### What is needed
Restate the records below exactly. Pictures are not part of the copy.

### Provided records
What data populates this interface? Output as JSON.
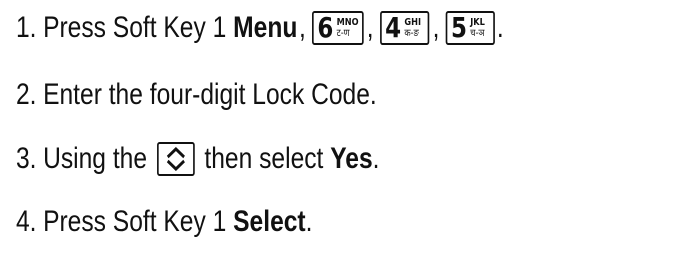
{
  "steps": [
    {
      "number": "1.",
      "text": "Press Soft Key 1",
      "bold": "Menu",
      "keys": [
        {
          "digit": "6",
          "letters": "MNO",
          "hindi": "ट-ण"
        },
        {
          "digit": "4",
          "letters": "GHI",
          "hindi": "क-ङ"
        },
        {
          "digit": "5",
          "letters": "JKL",
          "hindi": "च-ञ"
        }
      ],
      "sep": ",",
      "end": "."
    },
    {
      "number": "2.",
      "text": "Enter the four-digit Lock Code."
    },
    {
      "number": "3.",
      "text_before": "Using the",
      "text_after": "then select",
      "bold": "Yes",
      "end": "."
    },
    {
      "number": "4.",
      "text": "Press Soft Key 1",
      "bold": "Select",
      "end": "."
    }
  ],
  "icons": {
    "nav_key": "up-down-navigation-key-icon"
  }
}
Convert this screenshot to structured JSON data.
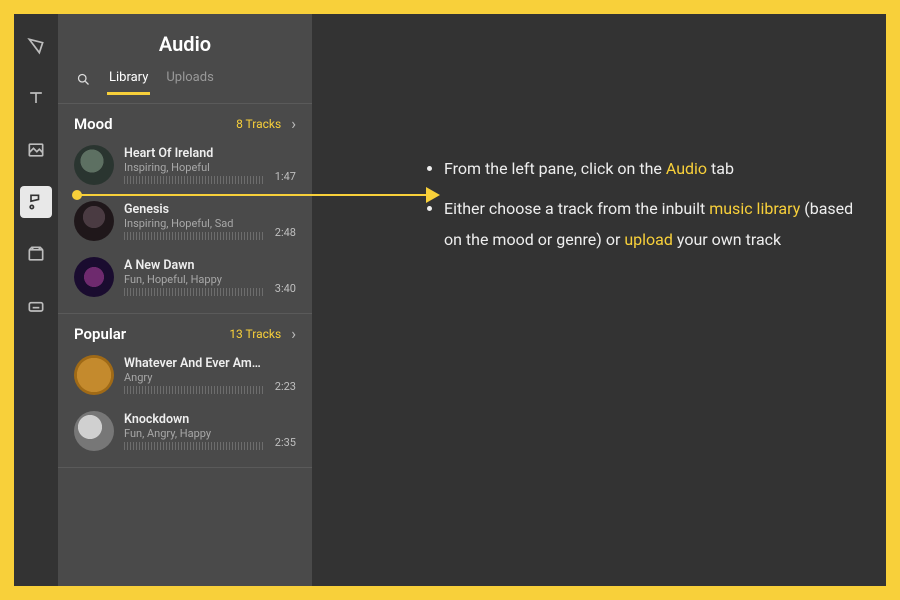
{
  "rail": [
    {
      "id": "templates-icon",
      "active": false
    },
    {
      "id": "text-icon",
      "active": false
    },
    {
      "id": "image-icon",
      "active": false
    },
    {
      "id": "audio-icon",
      "active": true
    },
    {
      "id": "video-icon",
      "active": false
    },
    {
      "id": "caption-icon",
      "active": false
    }
  ],
  "panel": {
    "title": "Audio",
    "tabs": [
      {
        "id": "library",
        "label": "Library",
        "active": true
      },
      {
        "id": "uploads",
        "label": "Uploads",
        "active": false
      }
    ]
  },
  "sections": [
    {
      "title": "Mood",
      "count_label": "8 Tracks",
      "tracks": [
        {
          "name": "Heart Of Ireland",
          "tags": "Inspiring, Hopeful",
          "duration": "1:47",
          "art": "a1"
        },
        {
          "name": "Genesis",
          "tags": "Inspiring, Hopeful, Sad",
          "duration": "2:48",
          "art": "a2"
        },
        {
          "name": "A New Dawn",
          "tags": "Fun, Hopeful, Happy",
          "duration": "3:40",
          "art": "a3"
        }
      ]
    },
    {
      "title": "Popular",
      "count_label": "13 Tracks",
      "tracks": [
        {
          "name": "Whatever And Ever Amen",
          "tags": "Angry",
          "duration": "2:23",
          "art": "a4"
        },
        {
          "name": "Knockdown",
          "tags": "Fun, Angry, Happy",
          "duration": "2:35",
          "art": "a5"
        }
      ]
    }
  ],
  "instructions": {
    "item1_pre": "From the left pane, click on the ",
    "item1_hl": "Audio",
    "item1_post": " tab",
    "item2_pre": "Either choose a track from the inbuilt ",
    "item2_hl1": "music library",
    "item2_mid": "  (based on the mood or genre) or ",
    "item2_hl2": "upload",
    "item2_post": " your own track"
  }
}
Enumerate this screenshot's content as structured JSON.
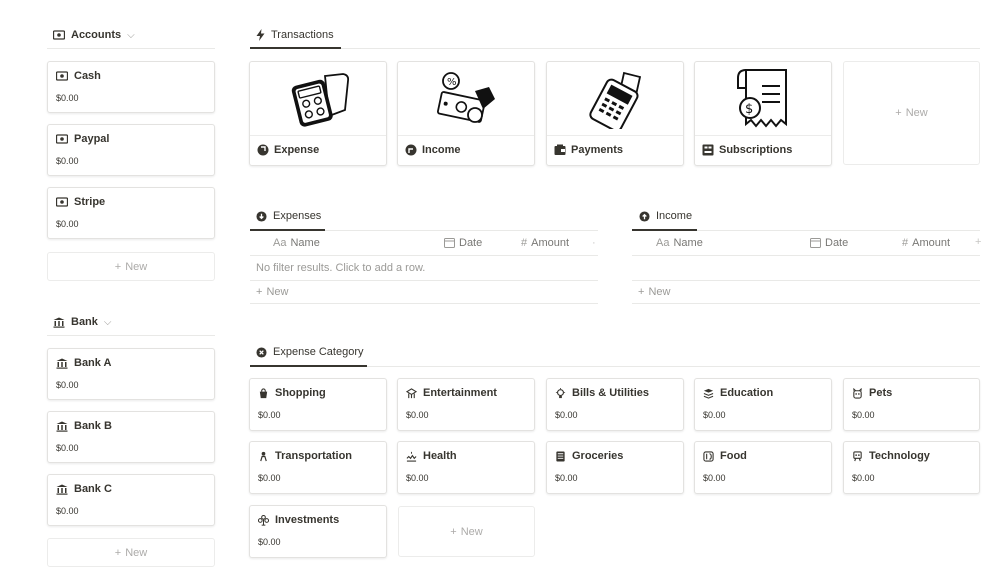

### Response
What data populates this interface? Output as JSON.
{
  "steps": [
    {
      "number": "1.",
      "text": "Press Soft Key 1",
      "bold": "Menu",
      "keys": [
        {
          "digit": "6",
          "letters": "MNO",
          "hindi": "ट-ण"
        },
        {
          "digit": "4",
          "letters": "GHI",
          "hindi": "क-ङ"
        },
        {
          "digit": "5",
          "letters": "JKL",
          "hindi": "च-ञ"
        }
      ],
      "sep": ",",
      "end": "."
    },
    {
      "number": "2.",
      "text": "Enter the four-digit Lock Code."
    },
    {
      "number": "3.",
      "text_before": "Using the",
      "text_after": "then select",
      "bold": "Yes",
      "end": "."
    },
    {
      "number": "4.",
      "text": "Press Soft Key 1",
      "bold": "Select",
      "end": "."
    }
  ],
  "icons": {
    "nav_key": "up-down-navigation-key-icon"
  }
}
Convert this screenshot to structured JSON data.
{
  "rail": [
    {
      "id": "templates-icon",
      "active": false
    },
    {
      "id": "text-icon",
      "active": false
    },
    {
      "id": "image-icon",
      "active": false
    },
    {
      "id": "audio-icon",
      "active": true
    },
    {
      "id": "video-icon",
      "active": false
    },
    {
      "id": "caption-icon",
      "active": false
    }
  ],
  "panel": {
    "title": "Audio",
    "tabs": [
      {
        "id": "library",
        "label": "Library",
        "active": true
      },
      {
        "id": "uploads",
        "label": "Uploads",
        "active": false
      }
    ]
  },
  "sections": [
    {
      "title": "Mood",
      "count_label": "8 Tracks",
      "tracks": [
        {
          "name": "Heart Of Ireland",
          "tags": "Inspiring, Hopeful",
          "duration": "1:47",
          "art": "a1"
        },
        {
          "name": "Genesis",
          "tags": "Inspiring, Hopeful, Sad",
          "duration": "2:48",
          "art": "a2"
        },
        {
          "name": "A New Dawn",
          "tags": "Fun, Hopeful, Happy",
          "duration": "3:40",
          "art": "a3"
        }
      ]
    },
    {
      "title": "Popular",
      "count_label": "13 Tracks",
      "tracks": [
        {
          "name": "Whatever And Ever Amen",
          "tags": "Angry",
          "duration": "2:23",
          "art": "a4"
        },
        {
          "name": "Knockdown",
          "tags": "Fun, Angry, Happy",
          "duration": "2:35",
          "art": "a5"
        }
      ]
    }
  ],
  "instructions": {
    "item1_pre": "From the left pane, click on the ",
    "item1_hl": "Audio",
    "item1_post": " tab",
    "item2_pre": "Either choose a track from the inbuilt ",
    "item2_hl1": "music library",
    "item2_mid": "  (based on the mood or genre) or ",
    "item2_hl2": "upload",
    "item2_post": " your own track"
  }
}
Enumerate this screenshot's content as structured JSON.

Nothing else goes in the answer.